- [Stored items]
•••

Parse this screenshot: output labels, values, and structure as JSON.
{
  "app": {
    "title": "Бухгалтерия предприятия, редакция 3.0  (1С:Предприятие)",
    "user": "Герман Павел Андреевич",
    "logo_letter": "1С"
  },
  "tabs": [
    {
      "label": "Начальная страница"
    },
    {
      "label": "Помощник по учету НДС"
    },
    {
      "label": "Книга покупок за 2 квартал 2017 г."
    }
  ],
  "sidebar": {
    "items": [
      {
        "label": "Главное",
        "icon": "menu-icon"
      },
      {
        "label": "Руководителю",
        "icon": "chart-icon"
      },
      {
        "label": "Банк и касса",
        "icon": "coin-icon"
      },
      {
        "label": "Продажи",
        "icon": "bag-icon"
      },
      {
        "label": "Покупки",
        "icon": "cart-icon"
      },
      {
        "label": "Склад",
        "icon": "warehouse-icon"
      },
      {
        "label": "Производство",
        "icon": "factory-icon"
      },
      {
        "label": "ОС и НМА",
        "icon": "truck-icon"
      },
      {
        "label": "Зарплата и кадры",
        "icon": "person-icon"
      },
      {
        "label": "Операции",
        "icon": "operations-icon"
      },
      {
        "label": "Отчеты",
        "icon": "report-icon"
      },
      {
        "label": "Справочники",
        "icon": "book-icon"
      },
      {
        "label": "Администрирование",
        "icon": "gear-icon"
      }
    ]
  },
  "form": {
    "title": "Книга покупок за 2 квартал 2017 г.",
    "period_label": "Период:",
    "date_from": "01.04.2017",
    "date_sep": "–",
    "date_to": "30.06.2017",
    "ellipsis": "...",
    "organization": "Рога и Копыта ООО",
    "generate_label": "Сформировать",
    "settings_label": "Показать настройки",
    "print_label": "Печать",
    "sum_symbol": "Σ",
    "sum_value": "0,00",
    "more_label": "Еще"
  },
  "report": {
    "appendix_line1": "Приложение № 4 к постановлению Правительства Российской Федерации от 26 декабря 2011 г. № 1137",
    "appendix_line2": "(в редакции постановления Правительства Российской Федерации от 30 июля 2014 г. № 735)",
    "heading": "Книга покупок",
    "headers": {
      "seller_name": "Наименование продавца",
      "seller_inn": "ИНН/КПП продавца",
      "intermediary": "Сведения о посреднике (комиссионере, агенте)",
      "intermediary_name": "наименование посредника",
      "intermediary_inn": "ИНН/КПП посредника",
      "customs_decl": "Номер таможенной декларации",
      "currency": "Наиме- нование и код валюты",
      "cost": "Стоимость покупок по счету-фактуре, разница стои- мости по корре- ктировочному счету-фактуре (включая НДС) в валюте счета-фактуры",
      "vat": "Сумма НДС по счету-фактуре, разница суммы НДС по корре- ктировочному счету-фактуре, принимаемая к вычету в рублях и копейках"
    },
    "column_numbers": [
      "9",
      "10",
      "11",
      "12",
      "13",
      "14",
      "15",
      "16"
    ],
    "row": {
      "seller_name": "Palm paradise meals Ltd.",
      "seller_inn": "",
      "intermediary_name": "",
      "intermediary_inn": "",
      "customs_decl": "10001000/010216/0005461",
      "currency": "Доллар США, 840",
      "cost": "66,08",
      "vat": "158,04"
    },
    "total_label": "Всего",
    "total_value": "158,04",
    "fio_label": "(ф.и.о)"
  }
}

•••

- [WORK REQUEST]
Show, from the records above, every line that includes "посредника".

- [EXPECTED OUTPUT]
      "intermediary_name": "наименование посредника",
      "intermediary_inn": "ИНН/КПП посредника",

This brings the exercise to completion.